On second thought, before asking anyone for help, you’d better make sure you’re heveled.  I mean, if you can be disheveled—which is no good—surely you can be heveled, right?  One can be kempt or unkempt, clean or unclean, honest or dishonest, so if one can be disheveled, it only seems fair that one should be able to rectify that situation and come out heveled.  I’ll give it a try and let you know how it works out.

Where all these words are concerned, there’s an interesting layer of irony to “misnomer”.  It’s not named very well.  After all, you can’t have a nomer, so it seems misleading to have a misnomer.  Clearly, if you were to change something’s or someone’s name to be more apt, you would have given it a nomer.

I realize, dear reader, that all of this may leave you somewhat nonplussed.  But don’t you worry, a good night’s rest will leave you just as plussed as you can be.  You’ll need that beauty sleep anyway, so you can be heveled, combobulated, and gruntled as you chalantly mantle answers to these questions:

If you’re not deluded, are you luded?

When you do something the first time, is that called a peat?

If someone is sane, are they ranged?

If someone is not insane, are they mented?

When it turns out that things don’t go wrong, isn’t it such a big appointment?

When you’re not worried and losing confidence, are you traught?

If something isn’t revolting to the senses, is it gusting?

On that note, the first time the people rise up in arms to overthrow their government, is it a volution?

…and the first time a door goes around, is it volving?

When you’re not saddened, are you mayed?

If something goes as planned, without interruption, is it rupted?

How does adding “ex” to “pensive” produce a word meaning “costly”?

The first time something is uncovered, has it been vealed?

Putting something in the fridge for the first time is called fridgerating it, right?

If someone relieves you, doesn’t that imply that at some point in the past, you were lieved to begin with?

You can reduce, deduce, induce, and even produce, but haven’t you ever wanted to just duce something for a change?

Well, if you can’t do that, perhaps you can at least fute something someone else has said, assuming you agree with them.  And heaven knows, if you’re going to get into an argument, you’d better make their job difficult by starting off with a strong buttal.

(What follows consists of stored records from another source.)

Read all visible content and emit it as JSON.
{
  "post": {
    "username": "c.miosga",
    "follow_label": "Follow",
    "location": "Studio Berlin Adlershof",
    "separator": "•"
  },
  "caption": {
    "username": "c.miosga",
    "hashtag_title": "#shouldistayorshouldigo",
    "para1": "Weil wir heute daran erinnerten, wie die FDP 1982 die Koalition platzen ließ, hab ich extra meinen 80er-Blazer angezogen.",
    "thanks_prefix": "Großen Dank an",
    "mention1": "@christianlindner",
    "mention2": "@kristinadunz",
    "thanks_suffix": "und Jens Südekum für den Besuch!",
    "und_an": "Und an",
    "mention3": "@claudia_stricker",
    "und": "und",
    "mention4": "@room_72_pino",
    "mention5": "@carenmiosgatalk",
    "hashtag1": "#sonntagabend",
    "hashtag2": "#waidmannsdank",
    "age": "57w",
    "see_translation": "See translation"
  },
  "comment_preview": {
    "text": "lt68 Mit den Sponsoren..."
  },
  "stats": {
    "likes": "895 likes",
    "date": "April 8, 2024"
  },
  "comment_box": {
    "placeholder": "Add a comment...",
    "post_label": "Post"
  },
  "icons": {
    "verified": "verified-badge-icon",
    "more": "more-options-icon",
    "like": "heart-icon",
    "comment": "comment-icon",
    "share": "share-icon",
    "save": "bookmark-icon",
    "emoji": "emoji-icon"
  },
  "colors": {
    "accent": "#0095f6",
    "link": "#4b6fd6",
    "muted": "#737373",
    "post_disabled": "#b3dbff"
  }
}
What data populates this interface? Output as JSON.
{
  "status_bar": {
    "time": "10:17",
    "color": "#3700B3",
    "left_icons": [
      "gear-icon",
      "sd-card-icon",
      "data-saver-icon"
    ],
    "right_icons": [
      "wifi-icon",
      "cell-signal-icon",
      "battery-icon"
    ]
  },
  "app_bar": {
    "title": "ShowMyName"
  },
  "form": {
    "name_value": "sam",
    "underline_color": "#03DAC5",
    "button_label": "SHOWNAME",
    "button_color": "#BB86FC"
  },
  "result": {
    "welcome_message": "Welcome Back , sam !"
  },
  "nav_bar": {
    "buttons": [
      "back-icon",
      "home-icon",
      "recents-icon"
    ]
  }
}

And last but not least, as many have asked: if con is the opposite of pro, shouldn’t “congress” be the opposite of “progress”?

Alas, we cannot answer most of these questions.  Fortunately, we do have an answer for the cran in “cranberries”.  The berry’s name is derived from the old Germanic word kraanbere, which itself meant “crane berry”.  Though the berries themselves are not crane-shaped, the plants on which they grow are.  These are not industrial cranes, mind you; the reference is to the birds, the long, lean necks of which vaguely resemble the stems of the cranberry plant.  Many of the original American colonists had referred to them as “bearberries” as they were favorite snacks of wild bears (and, along with wild blueberries, still are).  Raspberries have a similar linguistic heritage.  Basically, the “rasp” sounds vaguely like something that used to mean something in German quite some time ago… or, something like that.  Gooseberries are another matter altogether.  Even the Oxford English Dictionary—the last word, appropriately enough, in etymology—says that there really isn’t any known connection between fruits with animal names and the implied animals themselves.  Personally, I think whoever came up with “gooseberry” as a name for anything must have been pretty luded.

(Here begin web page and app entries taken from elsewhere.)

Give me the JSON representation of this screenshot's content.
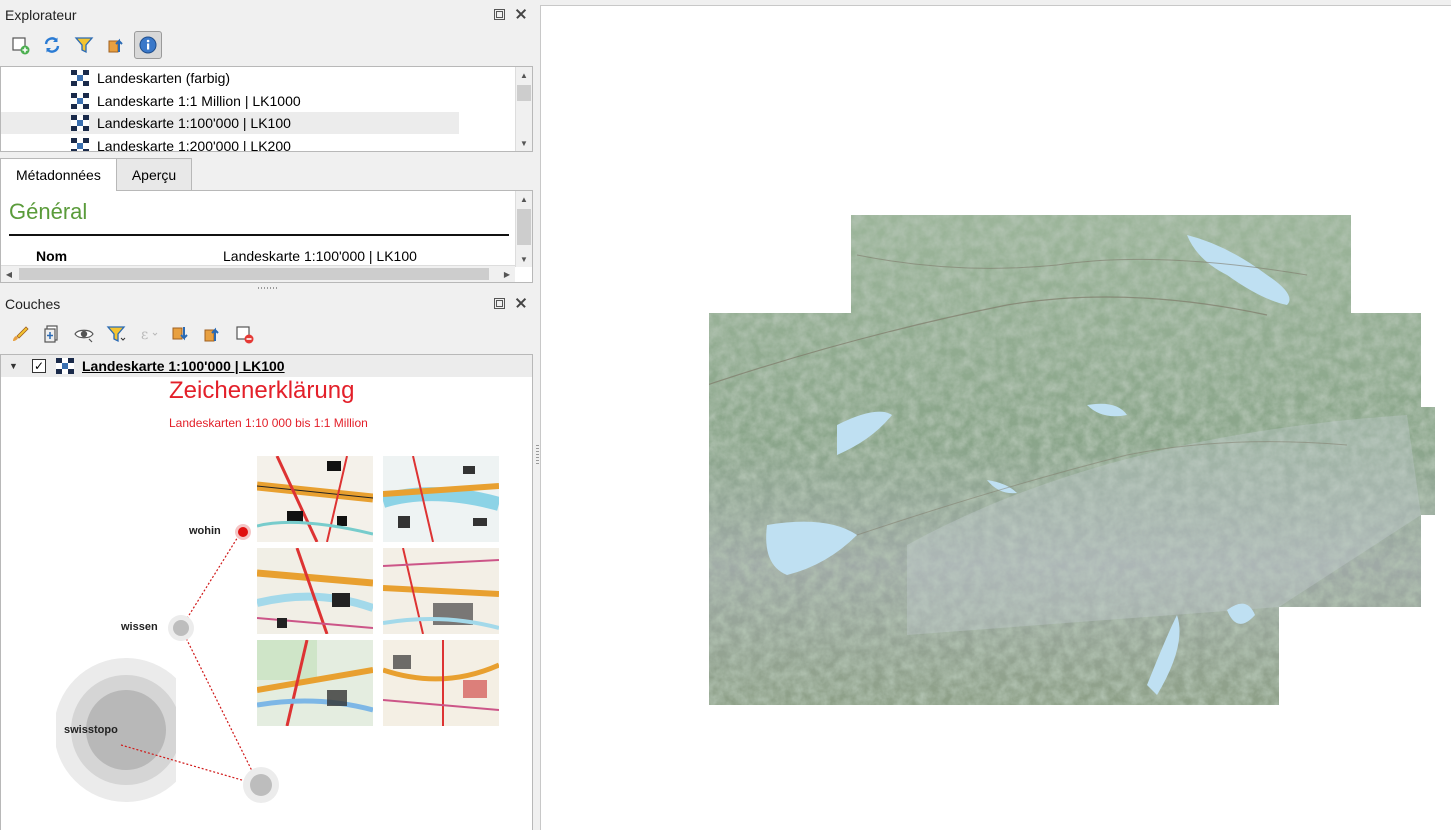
{
  "explorer": {
    "title": "Explorateur",
    "toolbar": [
      {
        "icon": "add-layer-icon"
      },
      {
        "icon": "refresh-icon"
      },
      {
        "icon": "filter-icon"
      },
      {
        "icon": "collapse-all-icon"
      },
      {
        "icon": "info-icon"
      }
    ],
    "items": [
      {
        "label": "Landeskarten (farbig)",
        "icon": "wms-layer-icon"
      },
      {
        "label": "Landeskarte 1:1 Million | LK1000",
        "icon": "wms-layer-icon"
      },
      {
        "label": "Landeskarte 1:100'000 | LK100",
        "icon": "wms-layer-icon",
        "selected": true
      },
      {
        "label": "Landeskarte 1:200'000 | LK200",
        "icon": "wms-layer-icon"
      }
    ]
  },
  "details": {
    "tabs": [
      {
        "label": "Métadonnées",
        "active": true
      },
      {
        "label": "Aperçu",
        "active": false
      }
    ],
    "heading": "Général",
    "rows": [
      {
        "key": "Nom",
        "value": "Landeskarte 1:100'000 | LK100"
      }
    ]
  },
  "layers": {
    "title": "Couches",
    "layer": {
      "name": "Landeskarte 1:100'000 | LK100",
      "checked": true,
      "check_glyph": "✓"
    },
    "legend": {
      "title": "Zeichenerklärung",
      "subtitle": "Landeskarten 1:10 000 bis 1:1 Million",
      "nodes": {
        "wohin": "wohin",
        "wissen": "wissen",
        "swisstopo": "swisstopo"
      }
    }
  },
  "colors": {
    "accent_green": "#5a9b3a",
    "legend_red": "#e3202a",
    "map_green": "#8aa58a"
  }
}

Editor’s Note: This post was written by Mark Jacobs, an editor at The Jet Fuel Review.  He is an Aviation major, but the left side of his brain is an avid writer.  Mark is a sophomore and will be working a few hours as a tutor in the Writing Center in the 2011-2012 school year.

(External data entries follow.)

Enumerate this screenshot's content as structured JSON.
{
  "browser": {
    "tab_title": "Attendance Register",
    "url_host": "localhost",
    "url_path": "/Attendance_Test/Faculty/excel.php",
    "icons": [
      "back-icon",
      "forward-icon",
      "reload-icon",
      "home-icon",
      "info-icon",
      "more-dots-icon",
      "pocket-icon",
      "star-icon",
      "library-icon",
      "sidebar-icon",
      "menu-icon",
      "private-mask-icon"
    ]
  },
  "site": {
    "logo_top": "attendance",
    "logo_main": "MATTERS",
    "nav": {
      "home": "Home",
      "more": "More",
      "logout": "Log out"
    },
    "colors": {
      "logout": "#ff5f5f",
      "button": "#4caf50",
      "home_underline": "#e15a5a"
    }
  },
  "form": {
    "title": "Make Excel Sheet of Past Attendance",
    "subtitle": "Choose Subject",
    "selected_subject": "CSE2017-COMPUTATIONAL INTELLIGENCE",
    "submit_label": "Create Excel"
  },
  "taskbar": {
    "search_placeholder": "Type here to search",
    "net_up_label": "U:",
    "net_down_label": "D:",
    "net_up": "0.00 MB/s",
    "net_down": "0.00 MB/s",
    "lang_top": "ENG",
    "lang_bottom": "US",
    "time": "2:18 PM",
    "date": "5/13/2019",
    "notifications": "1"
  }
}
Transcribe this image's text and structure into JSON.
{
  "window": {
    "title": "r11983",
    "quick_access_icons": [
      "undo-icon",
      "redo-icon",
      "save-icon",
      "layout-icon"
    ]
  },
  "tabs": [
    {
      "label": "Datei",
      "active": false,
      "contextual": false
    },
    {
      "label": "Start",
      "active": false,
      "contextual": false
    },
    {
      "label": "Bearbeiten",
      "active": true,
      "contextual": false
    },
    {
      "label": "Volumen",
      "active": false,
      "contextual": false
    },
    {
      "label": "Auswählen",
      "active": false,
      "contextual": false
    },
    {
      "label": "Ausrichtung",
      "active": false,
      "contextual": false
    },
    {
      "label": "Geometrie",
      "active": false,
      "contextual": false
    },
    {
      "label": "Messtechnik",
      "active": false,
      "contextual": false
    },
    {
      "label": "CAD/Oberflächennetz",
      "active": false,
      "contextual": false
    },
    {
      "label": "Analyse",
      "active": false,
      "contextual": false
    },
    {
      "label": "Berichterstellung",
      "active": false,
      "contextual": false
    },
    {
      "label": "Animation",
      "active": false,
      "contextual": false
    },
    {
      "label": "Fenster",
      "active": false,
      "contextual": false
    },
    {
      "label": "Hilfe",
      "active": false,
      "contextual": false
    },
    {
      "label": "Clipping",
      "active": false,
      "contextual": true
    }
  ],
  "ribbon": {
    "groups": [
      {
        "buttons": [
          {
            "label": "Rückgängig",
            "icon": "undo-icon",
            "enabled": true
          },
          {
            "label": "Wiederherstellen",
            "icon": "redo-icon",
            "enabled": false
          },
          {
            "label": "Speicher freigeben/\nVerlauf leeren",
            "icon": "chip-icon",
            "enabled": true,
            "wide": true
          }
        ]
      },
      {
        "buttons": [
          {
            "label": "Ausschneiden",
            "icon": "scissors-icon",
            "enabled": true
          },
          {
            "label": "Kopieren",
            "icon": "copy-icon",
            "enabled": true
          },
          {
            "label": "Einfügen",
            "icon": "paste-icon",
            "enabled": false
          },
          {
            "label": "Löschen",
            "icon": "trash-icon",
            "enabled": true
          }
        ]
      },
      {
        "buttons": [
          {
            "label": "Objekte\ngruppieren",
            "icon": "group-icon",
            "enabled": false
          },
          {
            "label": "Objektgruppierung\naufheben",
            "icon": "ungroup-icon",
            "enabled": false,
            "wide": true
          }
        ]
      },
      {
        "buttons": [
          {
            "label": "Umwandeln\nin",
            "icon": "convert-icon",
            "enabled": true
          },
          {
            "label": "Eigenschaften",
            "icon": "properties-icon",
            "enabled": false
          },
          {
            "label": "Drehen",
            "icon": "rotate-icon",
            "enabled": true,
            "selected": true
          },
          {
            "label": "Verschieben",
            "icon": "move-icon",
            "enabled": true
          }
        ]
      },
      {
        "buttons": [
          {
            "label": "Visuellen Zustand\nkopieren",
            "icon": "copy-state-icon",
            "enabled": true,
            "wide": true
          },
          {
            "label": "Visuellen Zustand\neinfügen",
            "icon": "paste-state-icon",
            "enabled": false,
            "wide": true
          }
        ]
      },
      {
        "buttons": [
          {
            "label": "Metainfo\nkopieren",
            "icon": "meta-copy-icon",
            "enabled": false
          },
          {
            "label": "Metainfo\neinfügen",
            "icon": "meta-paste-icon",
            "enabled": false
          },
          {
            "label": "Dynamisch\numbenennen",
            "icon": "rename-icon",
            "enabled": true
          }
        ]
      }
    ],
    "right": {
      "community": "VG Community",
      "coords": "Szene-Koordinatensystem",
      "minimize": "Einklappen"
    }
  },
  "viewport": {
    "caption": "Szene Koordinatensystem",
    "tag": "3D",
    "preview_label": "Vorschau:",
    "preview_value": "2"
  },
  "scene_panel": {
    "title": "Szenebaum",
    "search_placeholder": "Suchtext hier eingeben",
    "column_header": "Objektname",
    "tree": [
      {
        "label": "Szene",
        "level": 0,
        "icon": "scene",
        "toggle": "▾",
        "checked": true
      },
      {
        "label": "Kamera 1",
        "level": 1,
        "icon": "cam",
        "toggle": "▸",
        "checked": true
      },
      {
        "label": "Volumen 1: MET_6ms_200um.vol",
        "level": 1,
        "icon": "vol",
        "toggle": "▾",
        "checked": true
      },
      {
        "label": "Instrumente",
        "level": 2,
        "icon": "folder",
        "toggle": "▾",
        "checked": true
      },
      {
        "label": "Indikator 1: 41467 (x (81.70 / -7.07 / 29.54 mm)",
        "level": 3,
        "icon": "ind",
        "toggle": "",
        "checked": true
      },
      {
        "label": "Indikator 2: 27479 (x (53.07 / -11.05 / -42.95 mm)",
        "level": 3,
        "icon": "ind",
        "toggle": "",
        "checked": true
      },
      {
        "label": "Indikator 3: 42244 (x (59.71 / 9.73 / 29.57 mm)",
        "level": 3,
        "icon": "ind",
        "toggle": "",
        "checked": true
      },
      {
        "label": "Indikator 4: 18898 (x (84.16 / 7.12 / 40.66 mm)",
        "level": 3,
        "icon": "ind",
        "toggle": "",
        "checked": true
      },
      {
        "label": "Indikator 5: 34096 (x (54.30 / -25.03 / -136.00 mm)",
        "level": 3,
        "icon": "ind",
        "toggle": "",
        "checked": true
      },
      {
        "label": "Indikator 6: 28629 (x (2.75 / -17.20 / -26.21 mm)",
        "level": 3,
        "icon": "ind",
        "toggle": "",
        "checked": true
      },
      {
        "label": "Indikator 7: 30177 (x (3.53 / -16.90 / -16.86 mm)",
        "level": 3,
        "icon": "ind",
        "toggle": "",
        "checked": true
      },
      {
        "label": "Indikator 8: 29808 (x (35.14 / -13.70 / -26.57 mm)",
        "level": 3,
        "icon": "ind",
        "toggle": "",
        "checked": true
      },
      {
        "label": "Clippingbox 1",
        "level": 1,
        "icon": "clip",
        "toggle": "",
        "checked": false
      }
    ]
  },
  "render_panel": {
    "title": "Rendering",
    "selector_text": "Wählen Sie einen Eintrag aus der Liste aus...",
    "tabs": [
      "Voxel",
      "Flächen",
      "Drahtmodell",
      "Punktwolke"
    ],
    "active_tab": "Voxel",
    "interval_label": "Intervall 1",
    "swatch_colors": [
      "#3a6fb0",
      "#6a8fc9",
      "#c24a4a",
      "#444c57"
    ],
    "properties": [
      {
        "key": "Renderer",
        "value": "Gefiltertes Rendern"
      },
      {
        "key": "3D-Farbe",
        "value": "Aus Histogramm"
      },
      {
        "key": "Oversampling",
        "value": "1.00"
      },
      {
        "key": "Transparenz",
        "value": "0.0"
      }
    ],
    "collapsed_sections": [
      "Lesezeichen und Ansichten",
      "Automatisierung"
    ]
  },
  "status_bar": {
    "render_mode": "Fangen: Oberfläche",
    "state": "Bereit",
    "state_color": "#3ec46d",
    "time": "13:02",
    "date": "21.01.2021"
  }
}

One thought on “Nerdy Notes: Gruntled and Heveled

Leave a Reply

Fill in your details below or click an icon to log in: Logo

You are commenting using your account. Log Out /  Change )

Google photo

You are commenting using your Google account. Log Out /  Change )

Twitter picture

You are commenting using your Twitter account. Log Out /  Change )

Facebook photo

You are commenting using your Facebook account. Log Out /  Change )

Connecting to %s